I had shamefully fallen out of the habit of mountain biking for a couple of years now, but even though you don’t have to search back far in this blog to find my post cursing Gerry’s name, I’m here to say that I have him to thank for not letting me give up and reminding me how much I actually enjoy it.
Here we are at Waterton Canyon, which isn’t really a trail as much as a dirt road, but it’s incredibly scenic, with longhorn sheep who are totally bored by the sight of humans.
But this isn’t about this trip. Why? Because I don’t think reading about biking is terribly interesting without pretty pictures, and Mr. Man ain’t got time to stop for many. So I will instead tell you about the following weekend, when I went alone to my favorite trail in all the world, Little Scraggy/Shinglemill.
This is, in fact, the same trail featured in my previous “which do I hate more, mountain biking or Gerry?” post, except I started at the top of the mountain, which I wanted to do with Gerry because it’s infinitely more enjoyable.
This post will be very photo heavy, but I used an Android app (Vignette, which I can’t recommend highly enough) to gussy them up and make them more interesting, hopefully. Let’s begin our photo journey, shall we?

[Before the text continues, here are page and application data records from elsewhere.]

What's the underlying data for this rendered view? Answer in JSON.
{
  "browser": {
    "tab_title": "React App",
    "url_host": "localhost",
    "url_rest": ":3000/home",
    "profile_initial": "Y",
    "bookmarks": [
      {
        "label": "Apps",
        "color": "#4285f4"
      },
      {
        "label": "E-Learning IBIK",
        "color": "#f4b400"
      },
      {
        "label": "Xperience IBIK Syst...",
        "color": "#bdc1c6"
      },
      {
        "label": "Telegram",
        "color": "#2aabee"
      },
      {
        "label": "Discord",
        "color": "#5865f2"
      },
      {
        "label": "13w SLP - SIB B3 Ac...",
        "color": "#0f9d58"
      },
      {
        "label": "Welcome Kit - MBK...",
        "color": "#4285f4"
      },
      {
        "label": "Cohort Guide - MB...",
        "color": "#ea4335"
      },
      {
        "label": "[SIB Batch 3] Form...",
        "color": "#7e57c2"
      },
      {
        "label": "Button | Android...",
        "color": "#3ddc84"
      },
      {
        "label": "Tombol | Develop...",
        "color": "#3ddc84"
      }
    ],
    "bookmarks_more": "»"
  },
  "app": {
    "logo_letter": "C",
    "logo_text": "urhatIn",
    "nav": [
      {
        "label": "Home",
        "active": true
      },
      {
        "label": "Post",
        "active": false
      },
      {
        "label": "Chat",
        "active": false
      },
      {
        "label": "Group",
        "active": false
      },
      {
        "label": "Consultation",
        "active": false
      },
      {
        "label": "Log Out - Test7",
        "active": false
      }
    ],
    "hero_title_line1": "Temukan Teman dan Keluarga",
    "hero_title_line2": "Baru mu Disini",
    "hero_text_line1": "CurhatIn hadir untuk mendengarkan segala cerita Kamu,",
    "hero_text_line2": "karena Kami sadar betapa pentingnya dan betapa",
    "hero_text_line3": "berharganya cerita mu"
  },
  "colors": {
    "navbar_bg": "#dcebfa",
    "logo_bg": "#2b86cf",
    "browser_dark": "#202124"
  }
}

Shinglemill is where the fun really begins. It’s impossible to describe to you if you aren’t in the mountain biking scene, but it’s about a 20-minute descent on sandy (but mostly hard packed) singletrack. The trail is so well engineered that the few turns are smooth and natural, not sharp and sudden. Virtually no rocks or roots. It’s supposedly one of the top rated singletracks in America, and it’s not hard to see why. The one thought in my head the whole way down was just “JOY.” Utter joy. Wish I could bottle it and sell it, better than any drug.
But alas, what goes down must come up, and despite my best efforts there was no easy way around that fact.
So I stopped at a quiet place beside a stream for a quick snack. Well, quiet except for an extremely put-out rodent.
I started back up on The Tramway, hoping it was somehow flat-ish.
I still need to work on my uphill, because I walked and pushed most of it yet again, with few brief spates of riding not nearly enough feet. It was sweaty work, and stopping was nearly as unpleasant as moving, thanks to hordes of huge stinging black flies that descended every time I halted for longer than a few seconds (one of which left me with a welt I’m still scratching at two weeks later).
I plodded laboriously for what seemed like hours (it wasn’t). I had a map, but again the little squiggles gave no hint how far I still had to go to get to the point I was familiar with, where I knew I was in the home stretch. I was rationing my water, not knowing how much farther I had but wanting to gulp the entire pouch in one stop. I started fantasizing about an extra large McDonald’s orange soda, my favorite treat after every ride.
Then I met a man who changed my (mountain biking) life.
As a woman alone in the mountains, there is of course a fear of violence always at the back of my mind; very far back, as I’ve never let it stop me, but there all the same. But I’ve only ever met friendly outgoing men, knock on wood, and men always willing to help out a vaguely grumpy-looking damsel in distress.
As I pushed my bike half-heartedly up yet another incline, I noticed an older gentleman (well, 50s; time is coming for me that I’ll have to stop using that adjective) riding up behind me in granny gears, pedaling patiently, slowly, but pedaling nonetheless.
As he got closer, I asked if he knew how far to the Shinglemill crossing where I had started. He stopped for me and I apologized for losing his momentum, but he didn’t mind. He said he wasn’t sure how far, he could lie to me, haha. I noticed he wasn’t even remotely out of breath.
Maybe he was onto something. I realized when I try to bike uphill, I pedal too fast and get winded quickly. After he passed me I tried slow and deliberate, and whaddya know? He couldn’t give me directions, but he improved my situation radically anyway.
Thanks to him, I mounted the next crest on two wheels like a proper biker looking like I knew what I was doing, where two younger men rested on the way down. I asked the same question, and they said it was about three miles. I groaned despairingly, but they assured me there was a good amount of downhill to it and that cheered me up.
They were right and I started making good time again. I also had my second fall of the day when I tried a second too late to take the high branch of the path but gravity had other plans and sucked my wheel into an eroded gully (first fall was from almost a complete stop when I didn’t get to the pedals fast enough; very embarrassing).
Not long after that, I reached the spectacular valley overlook I normally approach from the other direction, which meant I suddenly knew exactly where I was.
I made very short work of the remaining trail. I even passed Mr. Granny Gears on his way back, and for a split second felt like expressing gratitude for his unintended riding lesson, but didn’t.
By now I was craving a burger to go with my orange soda, and felt I had earned it. Just under 14 miles in 2-1/2 hours that felt twice as long on both counts. A perfect day.